Looks like you're right, BMAD. I haven't taken my 9-long worm example far enough to see that the adversary cannot continue to maintain that pattern indefinitely as long as surgeon does the right thing.
1) draw 3 additional lines parallel to each cevian passing through the remaining vertices of 2 triangles.
2) show that 6 other shaded triangles are mirror images of the green triangle and therefore have the same area
3) show that every part of a shaded triangle that lies outside of the big triangle has an equal unshaded part inside the big triangle. Midpoints of big triangle's sides are points of symmetry.
@bonanova: You're right that if the wind direction has both head/tail component and cross component relative to the trajectory then analyzing only one or the other will result in correct conclusion that wind adds to travel time. However, the only crucial fact that I was trying to show in my previous post was that there exist closed paths (i.e. straight line A->B and back) and wind directions (i.e. perpendicular to the path) for which ignoring the cross wind component will result in incorrect conclusion - same time with and without wind. In other words, in some cases, the entire time penalty is swept under the rug.

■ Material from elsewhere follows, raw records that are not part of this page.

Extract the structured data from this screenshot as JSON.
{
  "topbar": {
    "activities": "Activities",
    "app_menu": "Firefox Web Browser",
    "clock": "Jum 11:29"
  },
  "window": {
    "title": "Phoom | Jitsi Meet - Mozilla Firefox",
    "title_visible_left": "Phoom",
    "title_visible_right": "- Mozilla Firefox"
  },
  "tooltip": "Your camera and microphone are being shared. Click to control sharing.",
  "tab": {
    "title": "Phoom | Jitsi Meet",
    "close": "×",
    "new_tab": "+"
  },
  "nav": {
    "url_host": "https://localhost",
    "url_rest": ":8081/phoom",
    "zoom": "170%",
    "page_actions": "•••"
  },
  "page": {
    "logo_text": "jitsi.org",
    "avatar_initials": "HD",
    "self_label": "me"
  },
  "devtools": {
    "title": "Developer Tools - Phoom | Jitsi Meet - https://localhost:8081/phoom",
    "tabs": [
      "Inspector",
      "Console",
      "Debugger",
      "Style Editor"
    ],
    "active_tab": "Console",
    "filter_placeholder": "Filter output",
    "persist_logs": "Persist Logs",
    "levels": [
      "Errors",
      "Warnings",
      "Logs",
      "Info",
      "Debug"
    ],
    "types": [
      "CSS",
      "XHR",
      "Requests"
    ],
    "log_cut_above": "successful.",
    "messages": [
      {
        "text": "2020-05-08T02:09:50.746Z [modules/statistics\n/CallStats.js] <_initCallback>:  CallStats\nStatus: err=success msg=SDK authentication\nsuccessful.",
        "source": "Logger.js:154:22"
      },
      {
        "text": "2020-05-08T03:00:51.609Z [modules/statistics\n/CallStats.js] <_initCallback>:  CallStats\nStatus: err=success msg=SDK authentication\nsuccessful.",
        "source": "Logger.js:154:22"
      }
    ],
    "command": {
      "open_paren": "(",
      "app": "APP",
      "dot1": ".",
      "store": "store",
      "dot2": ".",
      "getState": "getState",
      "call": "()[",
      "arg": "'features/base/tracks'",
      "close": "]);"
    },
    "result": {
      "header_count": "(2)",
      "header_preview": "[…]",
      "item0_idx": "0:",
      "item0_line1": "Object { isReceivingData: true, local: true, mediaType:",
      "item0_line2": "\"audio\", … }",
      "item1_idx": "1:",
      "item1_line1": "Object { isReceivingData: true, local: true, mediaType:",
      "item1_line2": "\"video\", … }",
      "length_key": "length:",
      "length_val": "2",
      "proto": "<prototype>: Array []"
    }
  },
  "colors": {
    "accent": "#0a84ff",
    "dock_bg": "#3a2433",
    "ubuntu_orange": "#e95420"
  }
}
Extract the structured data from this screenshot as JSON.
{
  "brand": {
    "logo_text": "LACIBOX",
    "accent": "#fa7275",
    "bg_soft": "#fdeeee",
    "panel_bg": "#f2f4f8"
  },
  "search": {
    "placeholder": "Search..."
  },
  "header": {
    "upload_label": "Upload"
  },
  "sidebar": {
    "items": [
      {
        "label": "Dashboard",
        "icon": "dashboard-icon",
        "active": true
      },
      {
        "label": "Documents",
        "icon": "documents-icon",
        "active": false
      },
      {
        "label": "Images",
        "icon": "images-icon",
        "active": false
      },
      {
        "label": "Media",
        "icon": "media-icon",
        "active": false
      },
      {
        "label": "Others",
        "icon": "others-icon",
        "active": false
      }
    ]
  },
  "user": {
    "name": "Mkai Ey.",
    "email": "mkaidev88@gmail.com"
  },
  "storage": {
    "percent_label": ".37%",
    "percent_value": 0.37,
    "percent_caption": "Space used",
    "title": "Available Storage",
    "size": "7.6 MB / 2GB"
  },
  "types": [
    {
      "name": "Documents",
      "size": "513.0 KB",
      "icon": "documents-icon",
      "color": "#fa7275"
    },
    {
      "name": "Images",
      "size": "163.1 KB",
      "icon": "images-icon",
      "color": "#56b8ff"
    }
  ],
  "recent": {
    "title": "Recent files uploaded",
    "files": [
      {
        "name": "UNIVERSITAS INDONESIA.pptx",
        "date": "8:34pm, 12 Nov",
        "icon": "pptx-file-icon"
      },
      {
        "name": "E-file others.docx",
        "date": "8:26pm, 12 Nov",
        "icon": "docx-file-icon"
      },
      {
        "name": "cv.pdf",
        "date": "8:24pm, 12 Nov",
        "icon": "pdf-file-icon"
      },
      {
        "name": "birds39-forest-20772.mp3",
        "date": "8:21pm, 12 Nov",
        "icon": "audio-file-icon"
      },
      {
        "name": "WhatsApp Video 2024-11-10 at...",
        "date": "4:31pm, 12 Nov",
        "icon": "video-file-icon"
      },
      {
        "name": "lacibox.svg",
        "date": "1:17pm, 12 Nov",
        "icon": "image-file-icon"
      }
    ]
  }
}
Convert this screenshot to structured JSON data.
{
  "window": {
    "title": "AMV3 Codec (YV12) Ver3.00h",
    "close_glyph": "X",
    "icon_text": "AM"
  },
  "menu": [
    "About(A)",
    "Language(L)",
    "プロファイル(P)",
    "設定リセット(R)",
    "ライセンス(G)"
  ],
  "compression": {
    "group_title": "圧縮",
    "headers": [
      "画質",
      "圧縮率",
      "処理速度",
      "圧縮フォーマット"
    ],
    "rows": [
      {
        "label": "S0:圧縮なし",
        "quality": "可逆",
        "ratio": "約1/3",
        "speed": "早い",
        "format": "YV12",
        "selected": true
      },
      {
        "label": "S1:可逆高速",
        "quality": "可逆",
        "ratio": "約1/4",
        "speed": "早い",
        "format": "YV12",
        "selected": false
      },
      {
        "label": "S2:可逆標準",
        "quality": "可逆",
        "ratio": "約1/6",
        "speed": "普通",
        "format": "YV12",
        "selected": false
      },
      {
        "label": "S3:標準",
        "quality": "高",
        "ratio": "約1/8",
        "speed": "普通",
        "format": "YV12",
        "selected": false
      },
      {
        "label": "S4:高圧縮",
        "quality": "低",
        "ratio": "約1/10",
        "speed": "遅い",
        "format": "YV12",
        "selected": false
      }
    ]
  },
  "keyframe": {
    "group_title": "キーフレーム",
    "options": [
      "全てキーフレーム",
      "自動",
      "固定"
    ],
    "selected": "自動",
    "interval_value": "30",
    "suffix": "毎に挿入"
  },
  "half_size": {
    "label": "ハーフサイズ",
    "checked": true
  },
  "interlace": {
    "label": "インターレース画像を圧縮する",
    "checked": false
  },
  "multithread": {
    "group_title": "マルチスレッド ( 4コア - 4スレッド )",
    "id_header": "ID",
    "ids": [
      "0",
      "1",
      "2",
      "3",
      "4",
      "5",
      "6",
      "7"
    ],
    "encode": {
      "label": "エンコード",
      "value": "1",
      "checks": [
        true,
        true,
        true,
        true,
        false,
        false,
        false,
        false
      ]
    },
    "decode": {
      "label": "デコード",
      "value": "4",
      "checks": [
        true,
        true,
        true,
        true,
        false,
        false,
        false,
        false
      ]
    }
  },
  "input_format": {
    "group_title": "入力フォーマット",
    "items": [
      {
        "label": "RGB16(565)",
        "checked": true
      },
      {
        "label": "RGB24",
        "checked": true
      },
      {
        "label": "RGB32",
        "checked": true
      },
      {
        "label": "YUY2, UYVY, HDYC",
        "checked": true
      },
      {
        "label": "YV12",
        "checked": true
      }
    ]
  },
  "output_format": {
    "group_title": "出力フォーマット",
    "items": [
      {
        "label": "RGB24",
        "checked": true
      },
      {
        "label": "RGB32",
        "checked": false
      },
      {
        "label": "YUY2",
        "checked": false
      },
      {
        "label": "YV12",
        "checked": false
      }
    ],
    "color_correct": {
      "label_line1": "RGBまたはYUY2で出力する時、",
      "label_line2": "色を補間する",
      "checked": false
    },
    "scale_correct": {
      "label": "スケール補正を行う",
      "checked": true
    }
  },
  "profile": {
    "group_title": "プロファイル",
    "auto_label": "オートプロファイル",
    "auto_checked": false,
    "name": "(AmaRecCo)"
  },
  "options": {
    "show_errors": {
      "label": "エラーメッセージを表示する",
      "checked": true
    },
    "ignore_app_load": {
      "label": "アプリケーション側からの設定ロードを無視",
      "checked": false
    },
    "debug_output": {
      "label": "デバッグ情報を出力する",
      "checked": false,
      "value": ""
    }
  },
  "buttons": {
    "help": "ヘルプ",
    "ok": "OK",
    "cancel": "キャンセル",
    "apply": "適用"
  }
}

I think your simplified analysis still doesn't address the cross wind correctly. Let's say that the closed path is from point A to point B and back in a straight line. It will take longer with the constant cross wind than without any wind.